╭─ Data records

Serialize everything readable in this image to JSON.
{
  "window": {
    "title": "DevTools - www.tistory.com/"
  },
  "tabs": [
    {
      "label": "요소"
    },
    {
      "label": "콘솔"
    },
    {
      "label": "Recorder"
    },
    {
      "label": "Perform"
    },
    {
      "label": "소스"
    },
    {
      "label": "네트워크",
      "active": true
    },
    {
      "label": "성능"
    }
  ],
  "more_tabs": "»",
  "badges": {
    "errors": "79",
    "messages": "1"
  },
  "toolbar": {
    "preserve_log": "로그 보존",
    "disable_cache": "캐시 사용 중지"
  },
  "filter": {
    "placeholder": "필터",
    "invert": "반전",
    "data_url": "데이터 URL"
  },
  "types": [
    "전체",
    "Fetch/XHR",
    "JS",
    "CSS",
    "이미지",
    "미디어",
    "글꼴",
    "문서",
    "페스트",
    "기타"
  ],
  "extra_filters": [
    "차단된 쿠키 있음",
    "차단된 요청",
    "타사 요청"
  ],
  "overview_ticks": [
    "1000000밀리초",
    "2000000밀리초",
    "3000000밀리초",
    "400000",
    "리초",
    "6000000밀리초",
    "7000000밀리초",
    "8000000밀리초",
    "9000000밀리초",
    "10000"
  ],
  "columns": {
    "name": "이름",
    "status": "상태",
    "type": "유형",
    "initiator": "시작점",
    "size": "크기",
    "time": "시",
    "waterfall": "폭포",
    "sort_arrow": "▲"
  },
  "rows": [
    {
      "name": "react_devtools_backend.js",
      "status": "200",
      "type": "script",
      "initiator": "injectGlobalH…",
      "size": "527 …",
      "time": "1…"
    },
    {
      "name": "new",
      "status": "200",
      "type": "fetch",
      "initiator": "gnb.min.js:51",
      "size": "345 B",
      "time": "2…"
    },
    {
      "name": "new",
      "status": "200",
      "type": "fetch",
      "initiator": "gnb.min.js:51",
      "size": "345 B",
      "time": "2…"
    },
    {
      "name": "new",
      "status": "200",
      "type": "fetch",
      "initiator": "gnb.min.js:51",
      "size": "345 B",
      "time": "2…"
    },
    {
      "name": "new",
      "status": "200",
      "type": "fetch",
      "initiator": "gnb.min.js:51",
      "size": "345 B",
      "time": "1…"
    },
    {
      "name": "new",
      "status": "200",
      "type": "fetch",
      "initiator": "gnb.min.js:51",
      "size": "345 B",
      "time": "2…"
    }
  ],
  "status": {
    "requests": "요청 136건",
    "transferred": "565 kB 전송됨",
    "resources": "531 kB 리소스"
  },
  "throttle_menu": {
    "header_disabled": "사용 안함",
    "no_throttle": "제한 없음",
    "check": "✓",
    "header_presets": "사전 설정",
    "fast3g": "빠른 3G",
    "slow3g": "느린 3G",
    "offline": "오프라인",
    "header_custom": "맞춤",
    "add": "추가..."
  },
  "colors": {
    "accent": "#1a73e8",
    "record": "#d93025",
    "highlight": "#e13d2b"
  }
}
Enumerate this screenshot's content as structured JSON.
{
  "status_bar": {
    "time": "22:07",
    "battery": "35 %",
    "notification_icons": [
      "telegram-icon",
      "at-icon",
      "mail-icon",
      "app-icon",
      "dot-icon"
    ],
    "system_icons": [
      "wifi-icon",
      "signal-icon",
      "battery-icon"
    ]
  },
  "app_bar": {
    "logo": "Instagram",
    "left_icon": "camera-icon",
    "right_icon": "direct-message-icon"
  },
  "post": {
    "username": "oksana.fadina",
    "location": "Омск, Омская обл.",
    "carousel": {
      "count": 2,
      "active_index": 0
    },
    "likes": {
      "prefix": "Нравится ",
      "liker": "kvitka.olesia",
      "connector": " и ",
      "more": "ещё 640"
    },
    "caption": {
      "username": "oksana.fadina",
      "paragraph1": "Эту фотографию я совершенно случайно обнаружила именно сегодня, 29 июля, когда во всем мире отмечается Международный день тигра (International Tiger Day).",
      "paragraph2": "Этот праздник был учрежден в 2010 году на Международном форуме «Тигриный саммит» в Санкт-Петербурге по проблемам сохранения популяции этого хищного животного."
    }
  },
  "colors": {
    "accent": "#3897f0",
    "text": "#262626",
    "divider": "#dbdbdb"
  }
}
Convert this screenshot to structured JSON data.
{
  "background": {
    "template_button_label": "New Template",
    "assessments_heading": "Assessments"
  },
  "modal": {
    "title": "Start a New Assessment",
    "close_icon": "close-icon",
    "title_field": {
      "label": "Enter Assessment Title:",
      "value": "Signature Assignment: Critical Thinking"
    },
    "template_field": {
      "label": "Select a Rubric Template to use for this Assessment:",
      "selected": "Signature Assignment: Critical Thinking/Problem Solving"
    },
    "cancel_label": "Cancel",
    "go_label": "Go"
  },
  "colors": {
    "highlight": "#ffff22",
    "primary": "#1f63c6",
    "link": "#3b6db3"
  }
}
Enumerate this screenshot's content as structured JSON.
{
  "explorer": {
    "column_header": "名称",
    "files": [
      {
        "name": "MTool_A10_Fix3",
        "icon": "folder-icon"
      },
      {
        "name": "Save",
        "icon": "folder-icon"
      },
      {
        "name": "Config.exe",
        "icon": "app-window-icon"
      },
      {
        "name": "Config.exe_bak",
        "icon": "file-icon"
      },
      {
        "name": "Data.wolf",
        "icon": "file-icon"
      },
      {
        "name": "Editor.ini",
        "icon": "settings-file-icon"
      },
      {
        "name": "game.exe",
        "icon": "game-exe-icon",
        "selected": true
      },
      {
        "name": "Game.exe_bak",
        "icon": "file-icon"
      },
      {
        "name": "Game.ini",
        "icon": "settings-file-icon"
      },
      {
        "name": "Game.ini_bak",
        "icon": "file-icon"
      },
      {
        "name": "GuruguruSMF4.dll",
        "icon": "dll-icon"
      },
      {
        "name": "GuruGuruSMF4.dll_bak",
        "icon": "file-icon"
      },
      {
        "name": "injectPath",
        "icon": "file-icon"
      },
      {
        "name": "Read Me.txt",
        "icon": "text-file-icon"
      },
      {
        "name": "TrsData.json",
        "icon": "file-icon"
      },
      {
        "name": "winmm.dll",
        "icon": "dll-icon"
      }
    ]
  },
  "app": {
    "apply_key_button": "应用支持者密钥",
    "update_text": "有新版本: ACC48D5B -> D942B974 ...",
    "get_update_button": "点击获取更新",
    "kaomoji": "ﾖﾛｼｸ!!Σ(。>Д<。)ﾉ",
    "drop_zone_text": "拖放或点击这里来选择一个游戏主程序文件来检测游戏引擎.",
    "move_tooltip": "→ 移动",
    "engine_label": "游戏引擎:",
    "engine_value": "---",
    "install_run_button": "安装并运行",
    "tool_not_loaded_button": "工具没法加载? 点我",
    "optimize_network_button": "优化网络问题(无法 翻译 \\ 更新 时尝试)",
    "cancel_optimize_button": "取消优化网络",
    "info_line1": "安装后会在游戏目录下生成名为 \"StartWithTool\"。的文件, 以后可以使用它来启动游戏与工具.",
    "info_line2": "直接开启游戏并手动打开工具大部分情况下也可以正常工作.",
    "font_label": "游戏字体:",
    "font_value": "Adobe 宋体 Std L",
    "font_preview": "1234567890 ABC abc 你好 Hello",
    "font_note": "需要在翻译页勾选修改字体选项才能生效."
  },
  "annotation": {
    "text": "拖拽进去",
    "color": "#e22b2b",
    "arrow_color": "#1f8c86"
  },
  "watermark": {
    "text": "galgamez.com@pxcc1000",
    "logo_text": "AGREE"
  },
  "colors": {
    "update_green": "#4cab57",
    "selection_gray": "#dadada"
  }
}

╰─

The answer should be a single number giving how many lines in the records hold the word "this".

5